§ Task to complete: Whatever the records say, give every one of them again exactly.

[Source data Boundary: Start]

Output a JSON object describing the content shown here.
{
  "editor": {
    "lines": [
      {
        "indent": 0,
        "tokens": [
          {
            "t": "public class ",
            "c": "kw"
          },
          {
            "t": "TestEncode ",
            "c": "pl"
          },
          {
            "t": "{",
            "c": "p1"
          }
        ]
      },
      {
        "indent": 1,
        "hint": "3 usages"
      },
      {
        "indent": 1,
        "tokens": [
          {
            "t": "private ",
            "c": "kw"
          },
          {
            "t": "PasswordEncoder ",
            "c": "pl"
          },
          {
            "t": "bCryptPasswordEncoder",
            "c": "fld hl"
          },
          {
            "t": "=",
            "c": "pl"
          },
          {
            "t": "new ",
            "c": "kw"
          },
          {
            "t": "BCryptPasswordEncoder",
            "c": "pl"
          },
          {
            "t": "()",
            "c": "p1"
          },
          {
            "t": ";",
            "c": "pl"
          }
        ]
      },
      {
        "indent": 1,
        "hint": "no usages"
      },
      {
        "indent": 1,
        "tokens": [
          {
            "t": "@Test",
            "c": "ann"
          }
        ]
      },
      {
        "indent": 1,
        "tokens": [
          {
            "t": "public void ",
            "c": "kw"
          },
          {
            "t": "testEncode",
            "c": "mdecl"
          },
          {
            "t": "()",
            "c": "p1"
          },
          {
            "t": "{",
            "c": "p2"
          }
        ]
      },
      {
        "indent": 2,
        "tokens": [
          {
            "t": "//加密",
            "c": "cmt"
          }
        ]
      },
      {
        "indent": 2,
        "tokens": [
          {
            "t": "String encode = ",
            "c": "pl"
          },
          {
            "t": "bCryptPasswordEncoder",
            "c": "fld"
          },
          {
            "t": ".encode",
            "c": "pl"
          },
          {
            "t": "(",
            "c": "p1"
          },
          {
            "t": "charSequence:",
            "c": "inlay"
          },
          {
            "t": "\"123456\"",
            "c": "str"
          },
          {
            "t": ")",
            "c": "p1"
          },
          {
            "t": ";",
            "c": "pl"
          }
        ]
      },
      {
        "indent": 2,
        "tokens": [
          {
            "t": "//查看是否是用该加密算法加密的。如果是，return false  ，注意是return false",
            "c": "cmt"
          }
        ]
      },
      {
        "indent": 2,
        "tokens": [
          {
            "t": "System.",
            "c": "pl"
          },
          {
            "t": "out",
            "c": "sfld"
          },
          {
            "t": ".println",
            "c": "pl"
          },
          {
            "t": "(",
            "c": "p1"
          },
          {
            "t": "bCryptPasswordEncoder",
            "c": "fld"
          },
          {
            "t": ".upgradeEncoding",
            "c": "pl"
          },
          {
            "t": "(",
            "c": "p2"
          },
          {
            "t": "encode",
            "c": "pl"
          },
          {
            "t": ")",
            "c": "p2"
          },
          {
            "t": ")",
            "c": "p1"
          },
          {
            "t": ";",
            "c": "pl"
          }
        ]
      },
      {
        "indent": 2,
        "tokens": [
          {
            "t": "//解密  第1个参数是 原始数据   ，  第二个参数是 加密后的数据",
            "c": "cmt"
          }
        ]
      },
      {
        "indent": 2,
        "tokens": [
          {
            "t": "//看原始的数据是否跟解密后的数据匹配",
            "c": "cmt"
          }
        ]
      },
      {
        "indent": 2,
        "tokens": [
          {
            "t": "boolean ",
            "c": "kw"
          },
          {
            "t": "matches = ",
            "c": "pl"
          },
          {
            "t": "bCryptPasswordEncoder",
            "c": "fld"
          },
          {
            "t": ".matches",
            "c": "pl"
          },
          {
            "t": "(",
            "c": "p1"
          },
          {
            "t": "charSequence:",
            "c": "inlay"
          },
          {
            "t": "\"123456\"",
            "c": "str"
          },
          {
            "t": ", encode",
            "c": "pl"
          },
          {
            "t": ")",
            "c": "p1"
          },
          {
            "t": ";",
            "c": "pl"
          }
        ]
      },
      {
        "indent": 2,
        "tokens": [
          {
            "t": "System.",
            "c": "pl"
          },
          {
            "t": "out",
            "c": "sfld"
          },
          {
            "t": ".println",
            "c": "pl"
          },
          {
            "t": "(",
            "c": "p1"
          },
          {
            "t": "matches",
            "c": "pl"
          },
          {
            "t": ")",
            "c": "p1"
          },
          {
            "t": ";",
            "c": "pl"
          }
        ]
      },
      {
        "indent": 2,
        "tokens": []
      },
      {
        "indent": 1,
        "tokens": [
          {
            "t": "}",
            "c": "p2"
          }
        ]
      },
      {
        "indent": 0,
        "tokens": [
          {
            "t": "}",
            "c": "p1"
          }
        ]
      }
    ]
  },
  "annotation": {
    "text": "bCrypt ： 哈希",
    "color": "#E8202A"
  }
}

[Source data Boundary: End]

§ Response below:
Output a JSON object describing the content shown here.
{
  "editor": {
    "lines": [
      {
        "indent": 0,
        "tokens": [
          {
            "t": "public class ",
            "c": "kw"
          },
          {
            "t": "TestEncode ",
            "c": "pl"
          },
          {
            "t": "{",
            "c": "p1"
          }
        ]
      },
      {
        "indent": 1,
        "hint": "3 usages"
      },
      {
        "indent": 1,
        "tokens": [
          {
            "t": "private ",
            "c": "kw"
          },
          {
            "t": "PasswordEncoder ",
            "c": "pl"
          },
          {
            "t": "bCryptPasswordEncoder",
            "c": "fld hl"
          },
          {
            "t": "=",
            "c": "pl"
          },
          {
            "t": "new ",
            "c": "kw"
          },
          {
            "t": "BCryptPasswordEncoder",
            "c": "pl"
          },
          {
            "t": "()",
            "c": "p1"
          },
          {
            "t": ";",
            "c": "pl"
          }
        ]
      },
      {
        "indent": 1,
        "hint": "no usages"
      },
      {
        "indent": 1,
        "tokens": [
          {
            "t": "@Test",
            "c": "ann"
          }
        ]
      },
      {
        "indent": 1,
        "tokens": [
          {
            "t": "public void ",
            "c": "kw"
          },
          {
            "t": "testEncode",
            "c": "mdecl"
          },
          {
            "t": "()",
            "c": "p1"
          },
          {
            "t": "{",
            "c": "p2"
          }
        ]
      },
      {
        "indent": 2,
        "tokens": [
          {
            "t": "//加密",
            "c": "cmt"
          }
        ]
      },
      {
        "indent": 2,
        "tokens": [
          {
            "t": "String encode = ",
            "c": "pl"
          },
          {
            "t": "bCryptPasswordEncoder",
            "c": "fld"
          },
          {
            "t": ".encode",
            "c": "pl"
          },
          {
            "t": "(",
            "c": "p1"
          },
          {
            "t": "charSequence:",
            "c": "inlay"
          },
          {
            "t": "\"123456\"",
            "c": "str"
          },
          {
            "t": ")",
            "c": "p1"
          },
          {
            "t": ";",
            "c": "pl"
          }
        ]
      },
      {
        "indent": 2,
        "tokens": [
          {
            "t": "//查看是否是用该加密算法加密的。如果是，return false  ，注意是return false",
            "c": "cmt"
          }
        ]
      },
      {
        "indent": 2,
        "tokens": [
          {
            "t": "System.",
            "c": "pl"
          },
          {
            "t": "out",
            "c": "sfld"
          },
          {
            "t": ".println",
            "c": "pl"
          },
          {
            "t": "(",
            "c": "p1"
          },
          {
            "t": "bCryptPasswordEncoder",
            "c": "fld"
          },
          {
            "t": ".upgradeEncoding",
            "c": "pl"
          },
          {
            "t": "(",
            "c": "p2"
          },
          {
            "t": "encode",
            "c": "pl"
          },
          {
            "t": ")",
            "c": "p2"
          },
          {
            "t": ")",
            "c": "p1"
          },
          {
            "t": ";",
            "c": "pl"
          }
        ]
      },
      {
        "indent": 2,
        "tokens": [
          {
            "t": "//解密  第1个参数是 原始数据   ，  第二个参数是 加密后的数据",
            "c": "cmt"
          }
        ]
      },
      {
        "indent": 2,
        "tokens": [
          {
            "t": "//看原始的数据是否跟解密后的数据匹配",
            "c": "cmt"
          }
        ]
      },
      {
        "indent": 2,
        "tokens": [
          {
            "t": "boolean ",
            "c": "kw"
          },
          {
            "t": "matches = ",
            "c": "pl"
          },
          {
            "t": "bCryptPasswordEncoder",
            "c": "fld"
          },
          {
            "t": ".matches",
            "c": "pl"
          },
          {
            "t": "(",
            "c": "p1"
          },
          {
            "t": "charSequence:",
            "c": "inlay"
          },
          {
            "t": "\"123456\"",
            "c": "str"
          },
          {
            "t": ", encode",
            "c": "pl"
          },
          {
            "t": ")",
            "c": "p1"
          },
          {
            "t": ";",
            "c": "pl"
          }
        ]
      },
      {
        "indent": 2,
        "tokens": [
          {
            "t": "System.",
            "c": "pl"
          },
          {
            "t": "out",
            "c": "sfld"
          },
          {
            "t": ".println",
            "c": "pl"
          },
          {
            "t": "(",
            "c": "p1"
          },
          {
            "t": "matches",
            "c": "pl"
          },
          {
            "t": ")",
            "c": "p1"
          },
          {
            "t": ";",
            "c": "pl"
          }
        ]
      },
      {
        "indent": 2,
        "tokens": []
      },
      {
        "indent": 1,
        "tokens": [
          {
            "t": "}",
            "c": "p2"
          }
        ]
      },
      {
        "indent": 0,
        "tokens": [
          {
            "t": "}",
            "c": "p1"
          }
        ]
      }
    ]
  },
  "annotation": {
    "text": "bCrypt ： 哈希",
    "color": "#E8202A"
  }
}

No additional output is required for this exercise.